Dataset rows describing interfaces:
>>>>

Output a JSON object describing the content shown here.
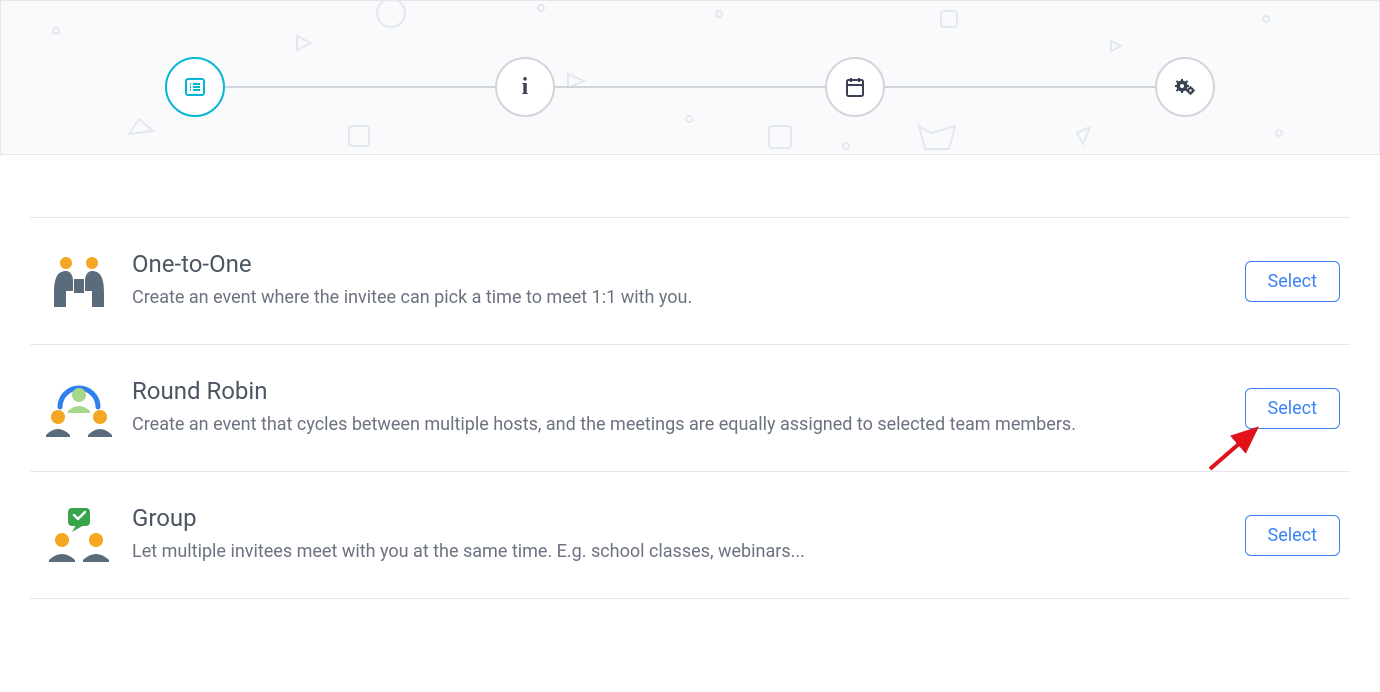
{
  "stepper": {
    "steps": [
      "type",
      "info",
      "schedule",
      "settings"
    ]
  },
  "options": [
    {
      "title": "One-to-One",
      "description": "Create an event where the invitee can pick a time to meet 1:1 with you.",
      "select_label": "Select",
      "icon": "one-to-one"
    },
    {
      "title": "Round Robin",
      "description": "Create an event that cycles between multiple hosts, and the meetings are equally assigned to selected team members.",
      "select_label": "Select",
      "icon": "round-robin"
    },
    {
      "title": "Group",
      "description": "Let multiple invitees meet with you at the same time. E.g. school classes, webinars...",
      "select_label": "Select",
      "icon": "group"
    }
  ],
  "annotation": {
    "points_to": "round-robin-select"
  }
}
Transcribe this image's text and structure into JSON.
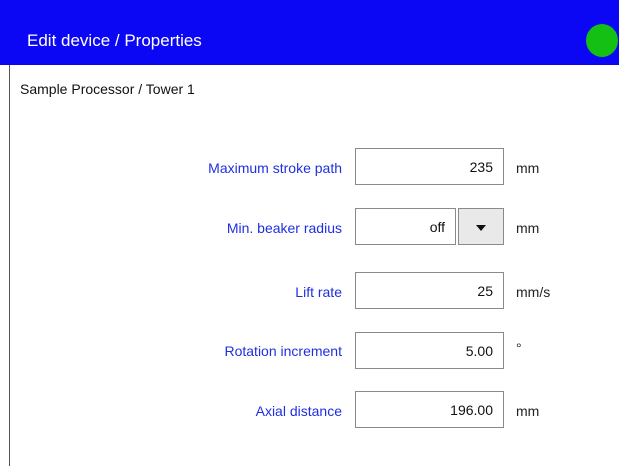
{
  "window": {
    "title": "Edit device / Properties",
    "status_color": "#14c014",
    "header_color": "#0b07f5"
  },
  "device": {
    "path": "Sample Processor / Tower 1"
  },
  "fields": {
    "max_stroke": {
      "label": "Maximum stroke path",
      "value": "235",
      "unit": "mm"
    },
    "min_beaker_radius": {
      "label": "Min. beaker radius",
      "value": "off",
      "unit": "mm"
    },
    "lift_rate": {
      "label": "Lift rate",
      "value": "25",
      "unit": "mm/s"
    },
    "rotation_increment": {
      "label": "Rotation increment",
      "value": "5.00",
      "unit": "°"
    },
    "axial_distance": {
      "label": "Axial distance",
      "value": "196.00",
      "unit": "mm"
    }
  },
  "icons": {
    "status": "status-light-icon",
    "dropdown": "chevron-down-icon"
  },
  "colors": {
    "label": "#1f2fe0",
    "text": "#111111"
  }
}
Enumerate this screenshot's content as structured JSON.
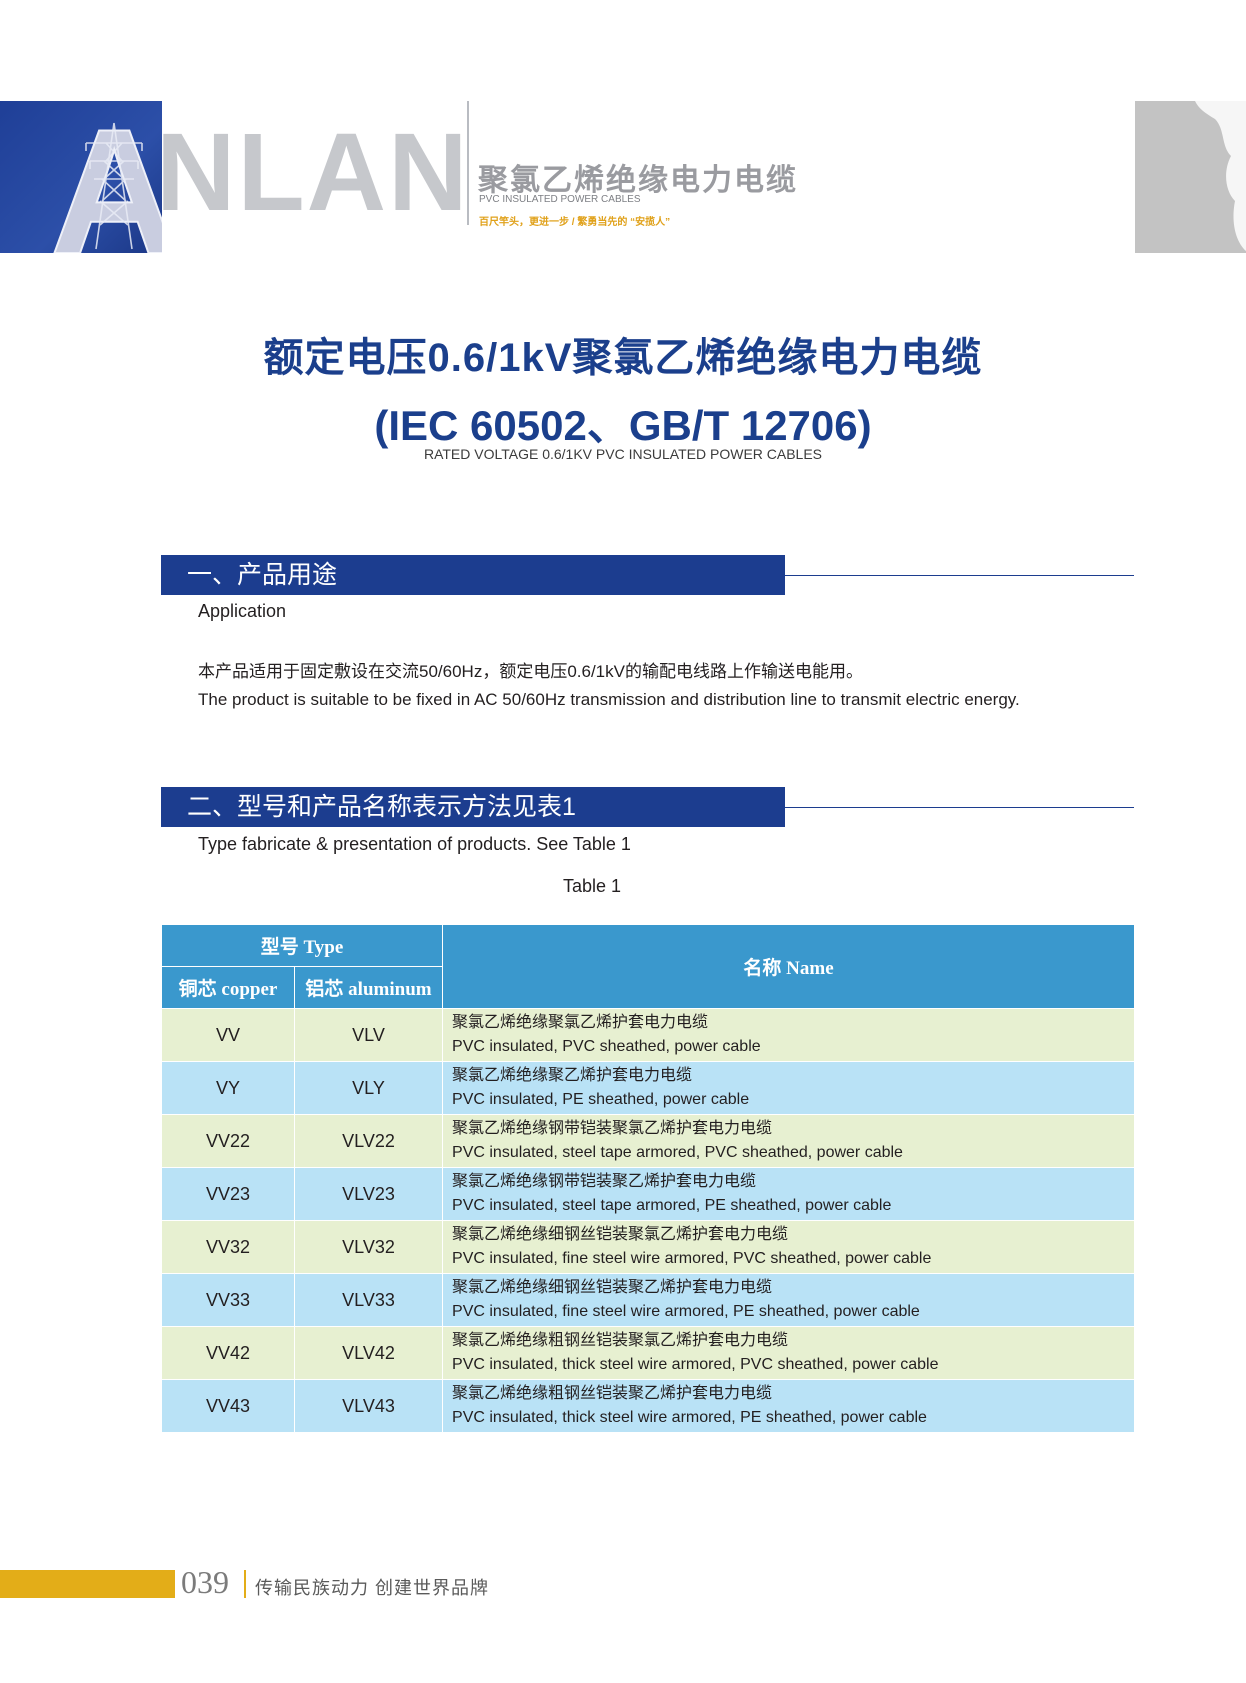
{
  "header": {
    "logo_first": "A",
    "logo_rest": "NLAN",
    "title_cn": "聚氯乙烯绝缘电力电缆",
    "title_en": "PVC INSULATED POWER CABLES",
    "slogan": "百尺竿头，更进一步 / 繁勇当先的 “安揽人”",
    "accent_color": "#1c3d8f",
    "slogan_color": "#e0a11a"
  },
  "title": {
    "cn": "额定电压0.6/1kV聚氯乙烯绝缘电力电缆",
    "standard": "(IEC 60502、GB/T 12706)",
    "en": "RATED VOLTAGE 0.6/1KV PVC INSULATED POWER CABLES"
  },
  "section1": {
    "heading": "一、产品用途",
    "subtitle": "Application",
    "text_cn": "本产品适用于固定敷设在交流50/60Hz，额定电压0.6/1kV的输配电线路上作输送电能用。",
    "text_en": "The product is suitable to be fixed in AC 50/60Hz transmission and distribution line to transmit electric energy."
  },
  "section2": {
    "heading": "二、型号和产品名称表示方法见表1",
    "subtitle": "Type fabricate & presentation of products. See Table 1"
  },
  "table": {
    "caption": "Table 1",
    "header_type": "型号  Type",
    "header_copper": "铜芯  copper",
    "header_aluminum": "铝芯 aluminum",
    "header_name": "名称  Name",
    "header_color": "#3a98cd",
    "row_colors": [
      "#e7f0d1",
      "#b9e2f6"
    ],
    "rows": [
      {
        "copper": "VV",
        "aluminum": "VLV",
        "name_cn": "聚氯乙烯绝缘聚氯乙烯护套电力电缆",
        "name_en": "PVC insulated, PVC sheathed, power cable"
      },
      {
        "copper": "VY",
        "aluminum": "VLY",
        "name_cn": "聚氯乙烯绝缘聚乙烯护套电力电缆",
        "name_en": "PVC insulated, PE sheathed, power cable"
      },
      {
        "copper": "VV22",
        "aluminum": "VLV22",
        "name_cn": "聚氯乙烯绝缘钢带铠装聚氯乙烯护套电力电缆",
        "name_en": "PVC insulated, steel tape armored, PVC sheathed, power cable"
      },
      {
        "copper": "VV23",
        "aluminum": "VLV23",
        "name_cn": "聚氯乙烯绝缘钢带铠装聚乙烯护套电力电缆",
        "name_en": "PVC insulated, steel tape armored, PE sheathed, power cable"
      },
      {
        "copper": "VV32",
        "aluminum": "VLV32",
        "name_cn": "聚氯乙烯绝缘细钢丝铠装聚氯乙烯护套电力电缆",
        "name_en": "PVC insulated, fine steel wire armored, PVC sheathed, power cable"
      },
      {
        "copper": "VV33",
        "aluminum": "VLV33",
        "name_cn": "聚氯乙烯绝缘细钢丝铠装聚乙烯护套电力电缆",
        "name_en": "PVC insulated, fine steel wire armored, PE sheathed, power cable"
      },
      {
        "copper": "VV42",
        "aluminum": "VLV42",
        "name_cn": "聚氯乙烯绝缘粗钢丝铠装聚氯乙烯护套电力电缆",
        "name_en": "PVC insulated, thick steel wire armored, PVC sheathed, power cable"
      },
      {
        "copper": "VV43",
        "aluminum": "VLV43",
        "name_cn": "聚氯乙烯绝缘粗钢丝铠装聚乙烯护套电力电缆",
        "name_en": "PVC insulated, thick steel wire armored, PE sheathed, power cable"
      }
    ]
  },
  "footer": {
    "page_number": "039",
    "slogan": "传输民族动力  创建世界品牌",
    "bar_color": "#e3ad18"
  }
}
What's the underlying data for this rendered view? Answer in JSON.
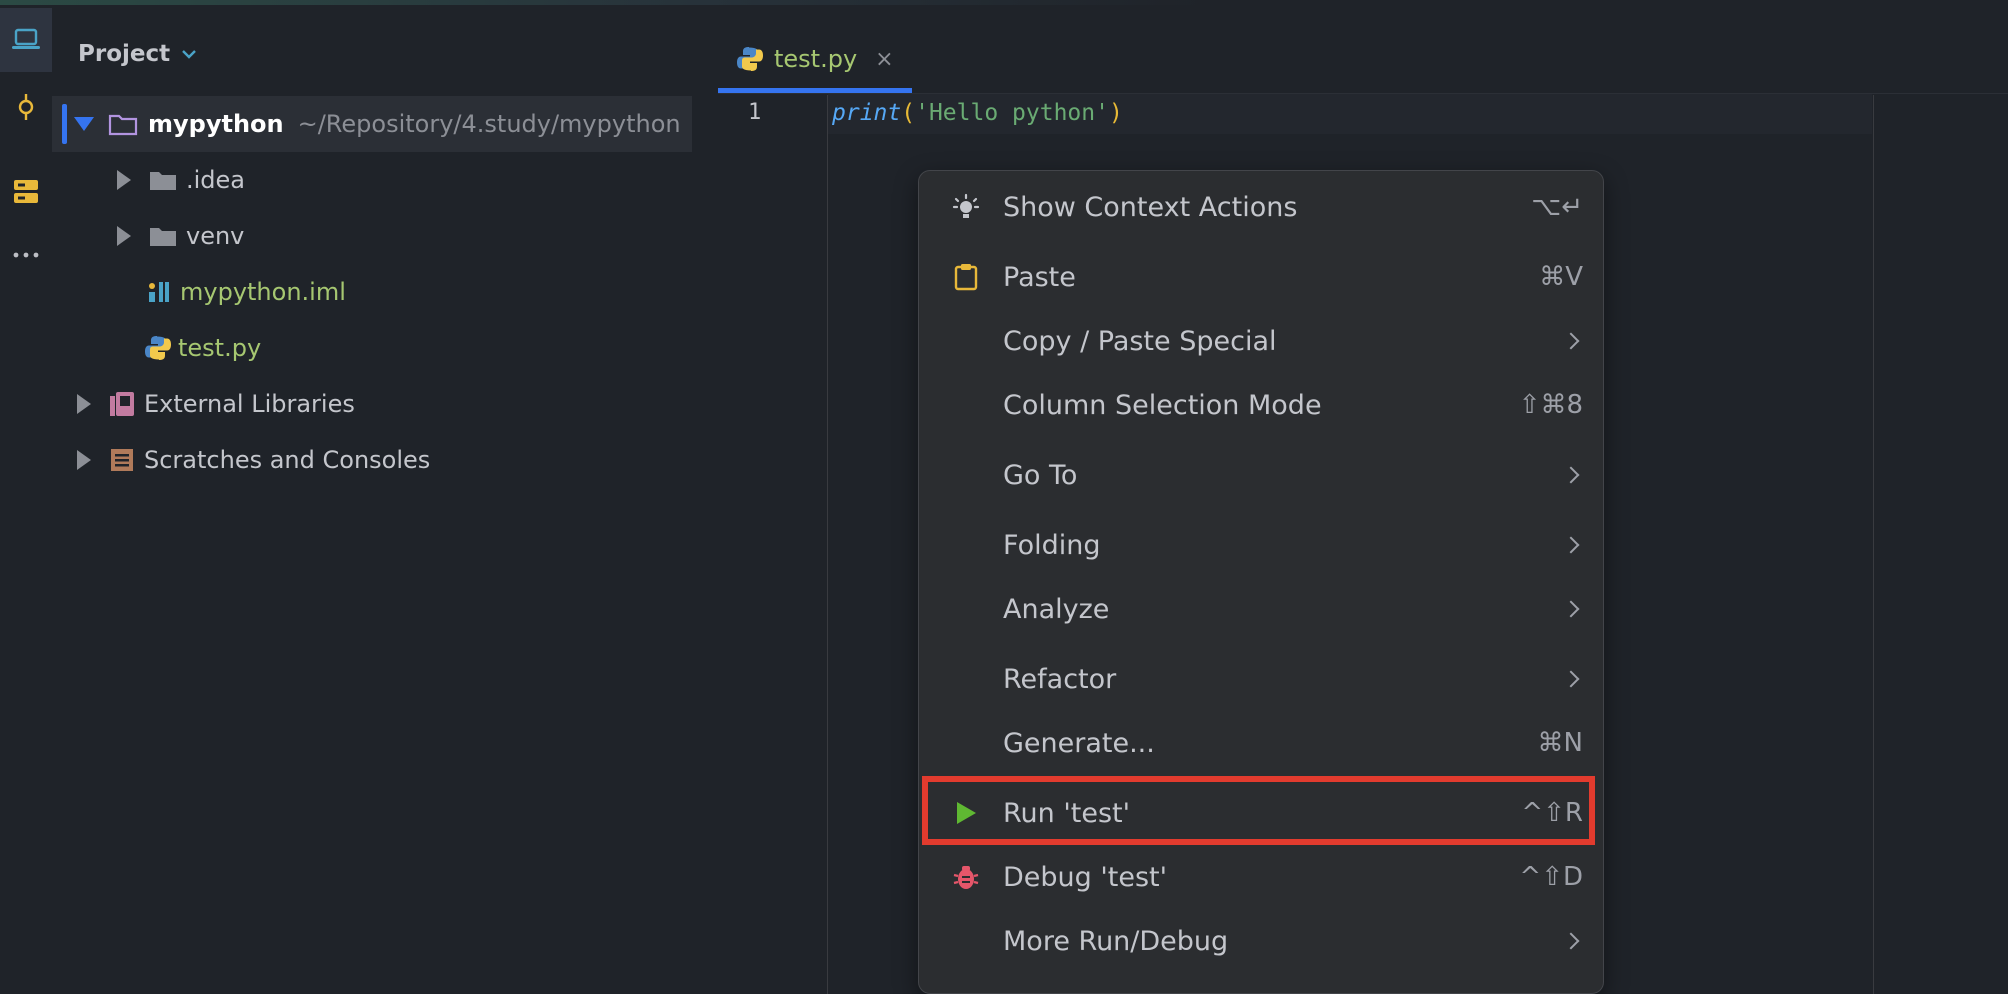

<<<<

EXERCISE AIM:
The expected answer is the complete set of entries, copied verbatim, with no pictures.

OUTPUT:
Output a JSON object describing the content shown here.
{
  "stepper": {
    "steps": [
      "type",
      "info",
      "schedule",
      "settings"
    ]
  },
  "options": [
    {
      "title": "One-to-One",
      "description": "Create an event where the invitee can pick a time to meet 1:1 with you.",
      "select_label": "Select",
      "icon": "one-to-one"
    },
    {
      "title": "Round Robin",
      "description": "Create an event that cycles between multiple hosts, and the meetings are equally assigned to selected team members.",
      "select_label": "Select",
      "icon": "round-robin"
    },
    {
      "title": "Group",
      "description": "Let multiple invitees meet with you at the same time. E.g. school classes, webinars...",
      "select_label": "Select",
      "icon": "group"
    }
  ],
  "annotation": {
    "points_to": "round-robin-select"
  }
}
Transcribe this image's text and structure into JSON.
{
  "window": {
    "title": "Edit device / Properties",
    "status_color": "#14c014",
    "header_color": "#0b07f5"
  },
  "device": {
    "path": "Sample Processor / Tower 1"
  },
  "fields": {
    "max_stroke": {
      "label": "Maximum stroke path",
      "value": "235",
      "unit": "mm"
    },
    "min_beaker_radius": {
      "label": "Min. beaker radius",
      "value": "off",
      "unit": "mm"
    },
    "lift_rate": {
      "label": "Lift rate",
      "value": "25",
      "unit": "mm/s"
    },
    "rotation_increment": {
      "label": "Rotation increment",
      "value": "5.00",
      "unit": "°"
    },
    "axial_distance": {
      "label": "Axial distance",
      "value": "196.00",
      "unit": "mm"
    }
  },
  "icons": {
    "status": "status-light-icon",
    "dropdown": "chevron-down-icon"
  },
  "colors": {
    "label": "#1f2fe0",
    "text": "#111111"
  }
}
Enumerate this screenshot's content as structured JSON.
{
  "header": {
    "logo_first": "A",
    "logo_rest": "NLAN",
    "title_cn": "聚氯乙烯绝缘电力电缆",
    "title_en": "PVC INSULATED POWER CABLES",
    "slogan": "百尺竿头，更进一步 / 繁勇当先的 “安揽人”",
    "accent_color": "#1c3d8f",
    "slogan_color": "#e0a11a"
  },
  "title": {
    "cn": "额定电压0.6/1kV聚氯乙烯绝缘电力电缆",
    "standard": "(IEC 60502、GB/T 12706)",
    "en": "RATED VOLTAGE 0.6/1KV PVC INSULATED POWER CABLES"
  },
  "section1": {
    "heading": "一、产品用途",
    "subtitle": "Application",
    "text_cn": "本产品适用于固定敷设在交流50/60Hz，额定电压0.6/1kV的输配电线路上作输送电能用。",
    "text_en": "The product is suitable to be fixed in AC 50/60Hz transmission and distribution line to transmit electric energy."
  },
  "section2": {
    "heading": "二、型号和产品名称表示方法见表1",
    "subtitle": "Type fabricate & presentation of products. See Table 1"
  },
  "table": {
    "caption": "Table 1",
    "header_type": "型号  Type",
    "header_copper": "铜芯  copper",
    "header_aluminum": "铝芯 aluminum",
    "header_name": "名称  Name",
    "header_color": "#3a98cd",
    "row_colors": [
      "#e7f0d1",
      "#b9e2f6"
    ],
    "rows": [
      {
        "copper": "VV",
        "aluminum": "VLV",
        "name_cn": "聚氯乙烯绝缘聚氯乙烯护套电力电缆",
        "name_en": "PVC insulated, PVC sheathed, power cable"
      },
      {
        "copper": "VY",
        "aluminum": "VLY",
        "name_cn": "聚氯乙烯绝缘聚乙烯护套电力电缆",
        "name_en": "PVC insulated, PE sheathed, power cable"
      },
      {
        "copper": "VV22",
        "aluminum": "VLV22",
        "name_cn": "聚氯乙烯绝缘钢带铠装聚氯乙烯护套电力电缆",
        "name_en": "PVC insulated, steel tape armored, PVC sheathed, power cable"
      },
      {
        "copper": "VV23",
        "aluminum": "VLV23",
        "name_cn": "聚氯乙烯绝缘钢带铠装聚乙烯护套电力电缆",
        "name_en": "PVC insulated, steel tape armored, PE sheathed, power cable"
      },
      {
        "copper": "VV32",
        "aluminum": "VLV32",
        "name_cn": "聚氯乙烯绝缘细钢丝铠装聚氯乙烯护套电力电缆",
        "name_en": "PVC insulated, fine steel wire armored, PVC sheathed, power cable"
      },
      {
        "copper": "VV33",
        "aluminum": "VLV33",
        "name_cn": "聚氯乙烯绝缘细钢丝铠装聚乙烯护套电力电缆",
        "name_en": "PVC insulated, fine steel wire armored, PE sheathed, power cable"
      },
      {
        "copper": "VV42",
        "aluminum": "VLV42",
        "name_cn": "聚氯乙烯绝缘粗钢丝铠装聚氯乙烯护套电力电缆",
        "name_en": "PVC insulated, thick steel wire armored, PVC sheathed, power cable"
      },
      {
        "copper": "VV43",
        "aluminum": "VLV43",
        "name_cn": "聚氯乙烯绝缘粗钢丝铠装聚乙烯护套电力电缆",
        "name_en": "PVC insulated, thick steel wire armored, PE sheathed, power cable"
      }
    ]
  },
  "footer": {
    "page_number": "039",
    "slogan": "传输民族动力  创建世界品牌",
    "bar_color": "#e3ad18"
  }
}
What's the underlying data for this rendered view? Answer in JSON.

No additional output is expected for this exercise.